T. Boone Pickens died Wednesday in his Dallas-area home at the age of 91 of natural causes, his foundation confirmed.

The self-described “opinionated energy investor, entrepreneur, proponent of American energy resources, and philanthropist” made billions in oil and gas ― both in its extraction, and in managing a hedge fund focused on the commodity.

Pickens spent the proceeds freely on causes he deemed important. In 2010, the “Oracle of Oil” pushed heavily for rapid, nationwide adoption of wind, solar and other green energy sources as part of his 10-year “Pickens Plan.”

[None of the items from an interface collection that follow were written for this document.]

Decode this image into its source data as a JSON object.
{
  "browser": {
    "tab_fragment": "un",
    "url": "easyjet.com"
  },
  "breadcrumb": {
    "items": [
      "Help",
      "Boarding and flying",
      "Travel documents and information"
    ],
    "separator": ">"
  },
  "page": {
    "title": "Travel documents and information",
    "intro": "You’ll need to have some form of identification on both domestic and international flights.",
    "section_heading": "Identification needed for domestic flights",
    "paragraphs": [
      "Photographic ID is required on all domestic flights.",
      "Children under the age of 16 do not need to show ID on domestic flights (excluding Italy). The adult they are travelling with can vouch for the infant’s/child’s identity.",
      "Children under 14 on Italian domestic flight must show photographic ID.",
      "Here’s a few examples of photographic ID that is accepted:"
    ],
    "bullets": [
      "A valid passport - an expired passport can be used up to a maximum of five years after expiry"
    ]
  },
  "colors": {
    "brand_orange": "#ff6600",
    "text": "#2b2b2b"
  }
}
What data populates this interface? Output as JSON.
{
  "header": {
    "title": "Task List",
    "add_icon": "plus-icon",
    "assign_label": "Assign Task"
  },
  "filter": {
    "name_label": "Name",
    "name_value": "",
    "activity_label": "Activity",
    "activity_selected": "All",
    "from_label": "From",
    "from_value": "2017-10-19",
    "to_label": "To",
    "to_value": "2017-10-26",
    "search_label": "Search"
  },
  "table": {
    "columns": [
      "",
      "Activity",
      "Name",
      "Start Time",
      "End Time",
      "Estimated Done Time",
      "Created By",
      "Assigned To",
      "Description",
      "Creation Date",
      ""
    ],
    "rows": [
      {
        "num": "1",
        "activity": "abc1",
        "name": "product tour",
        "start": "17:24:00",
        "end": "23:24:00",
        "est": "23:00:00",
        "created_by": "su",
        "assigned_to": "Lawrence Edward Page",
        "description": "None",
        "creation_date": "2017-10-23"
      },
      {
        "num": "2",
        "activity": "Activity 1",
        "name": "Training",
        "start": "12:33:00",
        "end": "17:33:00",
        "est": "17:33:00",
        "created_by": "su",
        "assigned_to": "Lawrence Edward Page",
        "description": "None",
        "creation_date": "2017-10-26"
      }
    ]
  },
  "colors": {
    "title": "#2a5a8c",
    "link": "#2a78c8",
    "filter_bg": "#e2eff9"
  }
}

Once worth an estimated $3 billion, Pickens’ fortune slid to around $500 million by 2016, thanks in part to sizable charitable giving. Pickens endorsed Bill Gates’ “Giving Pledge” and committed to donate at least half of his wealth to charitable causes.

His alma mater, Oklahoma State University, received at least $100 million. Per The Associated Press, he also gave $50 million each to the University of Texas’ M.D. Anderson Cancer Center in Houston and UT Southwestern Medical Center at Dallas.

He also gave heavily to the Republican Party. Pickens supported Swift Boat Veterans for Truth during the 2004 U.S. presidential campaign, offering a $1 million bounty to anyone who could prove the political action committee had spread falsehoods about then-candidate John Kerry.

Pickens failed to make good on the offer in 2008, after a group identified 10 lies, supported by 42 pages of Kerry’s military records and other documents.

Pickens reluctantly supported Trump in his 2016 presidential campaign, having initially backed former Florida Gov. Jeb Bush. “I didn’t think [Trump] was serious,” Pickens told reporters at a conference in 2016. “Donald always overestimates how successful he is,” he added while speaking on a panel the next day.

He also voiced support for then-candidate Trump’s highly controversial call for a ban on Muslims entering the country, even as he conceded he’s only American because his ancestors were immigrants.

Pickens’ health began deteriorating that year after he suffered a series of strokes. After he sustained a head injury in a fall in 2017, Pickens retired entirely in 2018.

“Just a year ago I felt immortal, wearing my age with pride, even joking about it,” he wrote in a LinkedIn post in July 2017. “But things have changed for me since the strokes. I clearly am in the fourth quarter, and the clock is ticking and my health is in decline, much as it is with others in my stage of life.”